In the midst of this challenging year there are signs of optimism. Rapid vaccine development for the COVID disease that has ravaged the world must be lauded as a profound achievement. An equally big piece of news was the successful launch of SpaceX' Starship prototype, SN8. While the news focussed on its fiery landing it was the flight that was the big news. A human passenger ship that will eventually make routine flights to the Moon, Mars, and Jupiter is well underway by Elon Musk and the motivated engineers of SpaceX. These are people who see the extraordinary challenge of space travel and embrace it. A lesson to all of us that literally or figuratively, reaching for the stars is part of the human condition.
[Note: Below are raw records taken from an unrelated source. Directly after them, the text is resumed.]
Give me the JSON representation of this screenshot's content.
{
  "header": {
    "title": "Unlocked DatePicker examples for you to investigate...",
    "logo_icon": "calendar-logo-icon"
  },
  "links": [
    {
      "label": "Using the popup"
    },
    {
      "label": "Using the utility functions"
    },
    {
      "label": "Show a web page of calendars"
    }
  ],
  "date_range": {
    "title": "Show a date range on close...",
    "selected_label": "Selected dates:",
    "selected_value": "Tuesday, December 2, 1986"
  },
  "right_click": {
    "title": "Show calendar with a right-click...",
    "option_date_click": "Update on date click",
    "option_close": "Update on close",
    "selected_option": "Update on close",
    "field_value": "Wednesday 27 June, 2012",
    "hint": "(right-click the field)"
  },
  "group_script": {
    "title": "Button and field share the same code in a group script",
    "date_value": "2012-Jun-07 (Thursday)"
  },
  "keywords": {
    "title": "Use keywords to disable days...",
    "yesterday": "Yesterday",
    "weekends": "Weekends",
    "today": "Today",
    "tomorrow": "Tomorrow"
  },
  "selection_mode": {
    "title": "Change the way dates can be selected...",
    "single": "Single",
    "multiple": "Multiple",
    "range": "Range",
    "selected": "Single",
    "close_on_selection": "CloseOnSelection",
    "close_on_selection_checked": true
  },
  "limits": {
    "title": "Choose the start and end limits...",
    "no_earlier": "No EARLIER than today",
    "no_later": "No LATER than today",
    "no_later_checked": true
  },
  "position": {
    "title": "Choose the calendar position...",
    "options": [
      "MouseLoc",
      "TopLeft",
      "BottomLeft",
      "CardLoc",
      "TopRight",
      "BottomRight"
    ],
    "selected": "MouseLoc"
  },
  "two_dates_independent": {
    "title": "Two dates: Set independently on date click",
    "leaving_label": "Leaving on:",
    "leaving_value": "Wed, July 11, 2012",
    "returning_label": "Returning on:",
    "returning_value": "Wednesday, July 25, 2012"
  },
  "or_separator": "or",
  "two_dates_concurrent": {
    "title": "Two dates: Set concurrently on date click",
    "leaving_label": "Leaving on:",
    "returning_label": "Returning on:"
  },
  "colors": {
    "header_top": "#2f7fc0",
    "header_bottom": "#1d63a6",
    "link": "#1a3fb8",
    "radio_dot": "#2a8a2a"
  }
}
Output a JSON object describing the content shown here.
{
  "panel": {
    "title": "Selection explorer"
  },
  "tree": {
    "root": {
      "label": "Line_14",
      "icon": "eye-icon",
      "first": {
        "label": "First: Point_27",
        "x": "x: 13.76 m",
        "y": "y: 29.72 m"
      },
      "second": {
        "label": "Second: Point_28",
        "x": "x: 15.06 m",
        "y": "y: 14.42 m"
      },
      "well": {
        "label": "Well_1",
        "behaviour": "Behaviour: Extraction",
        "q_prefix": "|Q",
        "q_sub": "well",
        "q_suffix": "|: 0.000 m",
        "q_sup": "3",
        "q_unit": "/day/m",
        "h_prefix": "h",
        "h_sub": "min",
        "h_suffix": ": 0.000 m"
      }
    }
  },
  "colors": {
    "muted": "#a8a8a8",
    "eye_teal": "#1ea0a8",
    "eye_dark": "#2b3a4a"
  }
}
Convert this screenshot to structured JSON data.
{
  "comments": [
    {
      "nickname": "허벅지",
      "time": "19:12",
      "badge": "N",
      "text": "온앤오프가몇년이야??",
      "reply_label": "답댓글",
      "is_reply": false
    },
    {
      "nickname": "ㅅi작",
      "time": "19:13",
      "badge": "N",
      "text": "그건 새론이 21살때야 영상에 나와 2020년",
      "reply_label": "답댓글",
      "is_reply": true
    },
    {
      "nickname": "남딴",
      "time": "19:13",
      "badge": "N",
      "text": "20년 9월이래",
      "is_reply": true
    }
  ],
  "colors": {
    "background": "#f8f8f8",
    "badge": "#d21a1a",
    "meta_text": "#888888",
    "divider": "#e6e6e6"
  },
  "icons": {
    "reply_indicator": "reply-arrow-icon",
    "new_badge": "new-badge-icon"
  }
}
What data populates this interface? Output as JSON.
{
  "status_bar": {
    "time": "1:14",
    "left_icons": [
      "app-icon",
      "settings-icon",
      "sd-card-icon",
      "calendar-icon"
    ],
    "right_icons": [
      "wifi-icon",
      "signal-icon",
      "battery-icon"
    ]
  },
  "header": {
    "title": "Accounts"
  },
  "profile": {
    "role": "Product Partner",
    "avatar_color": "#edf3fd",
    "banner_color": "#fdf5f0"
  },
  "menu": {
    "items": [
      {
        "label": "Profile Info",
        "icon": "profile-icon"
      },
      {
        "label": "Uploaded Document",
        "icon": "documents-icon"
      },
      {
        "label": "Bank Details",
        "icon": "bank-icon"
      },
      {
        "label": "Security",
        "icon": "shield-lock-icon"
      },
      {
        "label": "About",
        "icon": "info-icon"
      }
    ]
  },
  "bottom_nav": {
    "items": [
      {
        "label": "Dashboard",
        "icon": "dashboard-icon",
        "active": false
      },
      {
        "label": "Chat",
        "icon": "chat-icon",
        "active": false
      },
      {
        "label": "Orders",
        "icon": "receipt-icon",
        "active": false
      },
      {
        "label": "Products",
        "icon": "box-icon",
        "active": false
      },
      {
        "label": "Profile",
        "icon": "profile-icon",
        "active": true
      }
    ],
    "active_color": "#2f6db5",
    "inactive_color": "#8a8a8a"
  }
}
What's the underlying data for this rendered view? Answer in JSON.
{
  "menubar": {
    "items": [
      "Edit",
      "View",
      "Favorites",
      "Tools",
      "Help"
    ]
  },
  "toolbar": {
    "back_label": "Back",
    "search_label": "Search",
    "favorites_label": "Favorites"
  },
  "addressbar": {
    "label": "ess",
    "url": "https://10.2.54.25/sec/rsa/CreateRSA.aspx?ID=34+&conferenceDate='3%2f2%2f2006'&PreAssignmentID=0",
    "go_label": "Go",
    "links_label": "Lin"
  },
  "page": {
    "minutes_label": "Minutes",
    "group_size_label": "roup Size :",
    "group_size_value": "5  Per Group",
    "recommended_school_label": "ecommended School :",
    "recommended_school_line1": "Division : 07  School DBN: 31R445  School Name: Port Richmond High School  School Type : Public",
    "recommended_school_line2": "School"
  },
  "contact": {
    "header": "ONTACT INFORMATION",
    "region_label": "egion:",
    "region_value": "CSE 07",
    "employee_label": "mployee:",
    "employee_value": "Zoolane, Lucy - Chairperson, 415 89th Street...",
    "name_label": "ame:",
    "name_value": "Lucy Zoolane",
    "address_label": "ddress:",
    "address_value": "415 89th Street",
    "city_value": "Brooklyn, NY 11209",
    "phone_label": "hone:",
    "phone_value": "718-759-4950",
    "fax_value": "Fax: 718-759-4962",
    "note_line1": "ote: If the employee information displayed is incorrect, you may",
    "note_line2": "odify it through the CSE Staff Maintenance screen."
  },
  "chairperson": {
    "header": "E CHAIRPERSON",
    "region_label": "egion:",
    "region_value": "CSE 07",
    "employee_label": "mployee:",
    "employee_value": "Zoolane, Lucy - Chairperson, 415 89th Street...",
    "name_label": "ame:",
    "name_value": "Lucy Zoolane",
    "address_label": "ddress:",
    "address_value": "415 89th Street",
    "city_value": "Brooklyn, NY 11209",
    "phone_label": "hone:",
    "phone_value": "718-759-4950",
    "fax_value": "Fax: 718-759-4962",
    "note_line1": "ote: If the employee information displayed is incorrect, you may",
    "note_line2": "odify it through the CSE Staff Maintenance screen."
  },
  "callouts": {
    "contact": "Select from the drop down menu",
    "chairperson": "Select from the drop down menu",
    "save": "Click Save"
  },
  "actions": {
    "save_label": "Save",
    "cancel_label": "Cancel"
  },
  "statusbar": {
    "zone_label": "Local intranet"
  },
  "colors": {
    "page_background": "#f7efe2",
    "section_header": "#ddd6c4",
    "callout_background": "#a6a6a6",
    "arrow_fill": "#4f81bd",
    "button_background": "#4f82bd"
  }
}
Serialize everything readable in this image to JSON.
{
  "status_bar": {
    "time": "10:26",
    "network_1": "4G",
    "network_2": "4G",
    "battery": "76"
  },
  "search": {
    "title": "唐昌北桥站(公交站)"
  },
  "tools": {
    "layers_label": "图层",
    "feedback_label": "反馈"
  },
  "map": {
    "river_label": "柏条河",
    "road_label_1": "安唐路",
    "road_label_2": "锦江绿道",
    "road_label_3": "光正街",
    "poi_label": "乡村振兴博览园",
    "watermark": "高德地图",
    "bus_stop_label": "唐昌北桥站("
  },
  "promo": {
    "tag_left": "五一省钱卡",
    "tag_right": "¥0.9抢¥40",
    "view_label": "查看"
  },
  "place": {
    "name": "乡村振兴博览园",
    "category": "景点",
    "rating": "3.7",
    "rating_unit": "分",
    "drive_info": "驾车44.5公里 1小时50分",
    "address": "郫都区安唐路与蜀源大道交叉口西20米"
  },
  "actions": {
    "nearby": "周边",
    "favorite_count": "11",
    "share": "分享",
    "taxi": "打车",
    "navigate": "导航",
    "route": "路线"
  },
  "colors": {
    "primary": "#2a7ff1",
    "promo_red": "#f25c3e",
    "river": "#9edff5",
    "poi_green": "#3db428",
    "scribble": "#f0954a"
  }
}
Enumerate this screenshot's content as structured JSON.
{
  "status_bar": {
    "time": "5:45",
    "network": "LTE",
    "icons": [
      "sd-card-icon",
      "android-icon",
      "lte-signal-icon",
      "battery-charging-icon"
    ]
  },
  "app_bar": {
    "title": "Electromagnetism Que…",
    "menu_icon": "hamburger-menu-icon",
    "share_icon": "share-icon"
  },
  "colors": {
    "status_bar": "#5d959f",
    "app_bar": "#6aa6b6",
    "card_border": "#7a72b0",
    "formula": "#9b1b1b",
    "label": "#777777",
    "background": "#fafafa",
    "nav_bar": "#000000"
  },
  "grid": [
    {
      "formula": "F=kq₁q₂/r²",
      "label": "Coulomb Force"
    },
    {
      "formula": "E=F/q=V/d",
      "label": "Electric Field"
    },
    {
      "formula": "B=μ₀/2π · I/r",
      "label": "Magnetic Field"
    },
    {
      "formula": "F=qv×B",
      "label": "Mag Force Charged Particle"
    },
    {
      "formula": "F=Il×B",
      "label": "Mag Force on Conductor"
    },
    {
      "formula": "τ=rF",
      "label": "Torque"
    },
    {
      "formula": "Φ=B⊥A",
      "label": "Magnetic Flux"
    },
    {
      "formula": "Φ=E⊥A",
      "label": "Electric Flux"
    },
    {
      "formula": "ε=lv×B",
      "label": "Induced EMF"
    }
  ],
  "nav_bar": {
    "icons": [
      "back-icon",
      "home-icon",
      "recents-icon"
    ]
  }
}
After months of false starts my author's website is finally up. It was something that I had debated getting off the ground since I began promoting Machinia (my debut novel) on Facebook. But, unlike Facebook, I needed to research the steps required to actually create a dedicated website. Fortunately, there were many options and my ultimate choice was to secure my domain with Godaddy and create my website through Weebly. I cannot say this was done with thought and care so much as through fast Google searches and skimmed reviews of what other authors recommended. So here it is, a platform that will be used to highlight events related to my publications. To date I have a novel, published by Pandamonium Publishing house.Thanks to COVID-19, many of the events scheduled to highlight the release of the novel were cancelled. Adding to my frustration our local Canadian bookstore, Indigo, won't carry the paper copies of the book unless I do an in-store signing. They won't allow in-store signings due to COVID restrictions. When challenged with this fact they acknowledged the paradox and left it unresolved. Getting them to stock my book online is another challenge that will hopefully be fixed before 2021. But, on the bright side the reviews have been good and a YouTube event hosted by Pandamonium Publishing was a big success. I will post a link to the video when it is ready. Considering how long it took to finally get Machinia published these are good problems to have. But to you writers who aspire to greatness and see publication as the finish line understand that it is but a stop on a long journey. Perhaps we can travel this land together.
Paul A. Moscarella is a writer of science fiction. He is also a teacher with twenty years of experience working in both private and public school systems. Subjects include English, Science, ESL, Special Education, and Co-op. He loves cars as much as writing and he and his son are restoring a classic 1974 Beetle. Paul has been married for over fifteen years. Machinia is dedicated to his wife, Nadia.